» Records for this task:
^^^^^^^^^^^^^^^^
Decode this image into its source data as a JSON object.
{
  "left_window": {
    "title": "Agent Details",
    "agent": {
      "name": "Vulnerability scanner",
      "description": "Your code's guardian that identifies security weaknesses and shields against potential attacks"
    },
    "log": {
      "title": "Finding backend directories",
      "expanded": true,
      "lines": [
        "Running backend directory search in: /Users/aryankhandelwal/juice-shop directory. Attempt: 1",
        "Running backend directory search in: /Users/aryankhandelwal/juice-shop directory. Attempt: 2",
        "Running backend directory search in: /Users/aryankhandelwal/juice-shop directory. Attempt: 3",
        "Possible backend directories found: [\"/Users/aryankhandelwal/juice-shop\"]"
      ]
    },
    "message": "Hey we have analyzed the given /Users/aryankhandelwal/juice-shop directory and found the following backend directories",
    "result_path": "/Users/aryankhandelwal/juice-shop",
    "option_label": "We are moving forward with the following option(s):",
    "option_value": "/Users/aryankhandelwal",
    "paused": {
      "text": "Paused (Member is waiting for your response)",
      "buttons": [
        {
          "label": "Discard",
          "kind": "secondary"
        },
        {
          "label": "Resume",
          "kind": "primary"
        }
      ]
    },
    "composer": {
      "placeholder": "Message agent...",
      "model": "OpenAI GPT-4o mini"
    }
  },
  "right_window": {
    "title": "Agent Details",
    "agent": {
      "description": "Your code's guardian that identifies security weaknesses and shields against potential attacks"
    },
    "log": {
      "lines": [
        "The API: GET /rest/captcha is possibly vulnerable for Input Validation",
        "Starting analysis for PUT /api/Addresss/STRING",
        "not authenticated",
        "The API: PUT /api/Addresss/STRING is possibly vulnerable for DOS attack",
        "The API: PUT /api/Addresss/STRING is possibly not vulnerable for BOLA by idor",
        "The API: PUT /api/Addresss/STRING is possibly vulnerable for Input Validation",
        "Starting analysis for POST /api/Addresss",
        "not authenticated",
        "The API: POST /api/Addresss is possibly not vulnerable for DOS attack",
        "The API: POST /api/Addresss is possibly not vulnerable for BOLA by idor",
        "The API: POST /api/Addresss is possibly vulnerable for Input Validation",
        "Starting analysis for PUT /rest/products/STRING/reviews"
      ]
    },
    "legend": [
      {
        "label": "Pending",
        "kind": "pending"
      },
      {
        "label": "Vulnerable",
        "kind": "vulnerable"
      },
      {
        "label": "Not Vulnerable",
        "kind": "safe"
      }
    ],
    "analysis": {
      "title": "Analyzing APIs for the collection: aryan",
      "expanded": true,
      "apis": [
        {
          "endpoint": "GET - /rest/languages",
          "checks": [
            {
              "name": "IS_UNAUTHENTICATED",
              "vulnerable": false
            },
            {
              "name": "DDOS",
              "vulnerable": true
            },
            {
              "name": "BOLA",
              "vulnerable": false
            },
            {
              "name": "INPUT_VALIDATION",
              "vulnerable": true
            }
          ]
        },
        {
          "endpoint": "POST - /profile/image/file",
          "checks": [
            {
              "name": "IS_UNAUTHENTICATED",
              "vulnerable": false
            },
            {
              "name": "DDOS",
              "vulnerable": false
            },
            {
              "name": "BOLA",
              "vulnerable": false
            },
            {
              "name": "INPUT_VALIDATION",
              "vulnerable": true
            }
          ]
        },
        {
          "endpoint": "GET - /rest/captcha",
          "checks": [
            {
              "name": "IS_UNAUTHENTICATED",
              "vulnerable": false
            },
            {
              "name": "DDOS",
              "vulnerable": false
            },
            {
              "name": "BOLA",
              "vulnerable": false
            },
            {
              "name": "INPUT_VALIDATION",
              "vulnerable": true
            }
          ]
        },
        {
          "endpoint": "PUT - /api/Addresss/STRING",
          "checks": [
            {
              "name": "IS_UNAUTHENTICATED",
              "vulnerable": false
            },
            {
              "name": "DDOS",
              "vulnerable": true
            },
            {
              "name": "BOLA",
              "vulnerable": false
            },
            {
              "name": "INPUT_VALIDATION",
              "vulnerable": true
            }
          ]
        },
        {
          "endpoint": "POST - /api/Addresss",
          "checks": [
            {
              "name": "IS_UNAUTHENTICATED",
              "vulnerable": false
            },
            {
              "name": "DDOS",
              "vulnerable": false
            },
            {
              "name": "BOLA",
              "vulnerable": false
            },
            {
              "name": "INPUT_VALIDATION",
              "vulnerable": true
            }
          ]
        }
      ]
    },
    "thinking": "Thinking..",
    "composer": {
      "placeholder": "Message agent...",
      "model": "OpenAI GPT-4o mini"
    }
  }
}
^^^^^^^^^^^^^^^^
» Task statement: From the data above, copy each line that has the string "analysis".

» Result of the task:
        "Starting analysis for PUT /api/Addresss/STRING",
        "Starting analysis for POST /api/Addresss",
        "Starting analysis for PUT /rest/products/STRING/reviews"
    "analysis": {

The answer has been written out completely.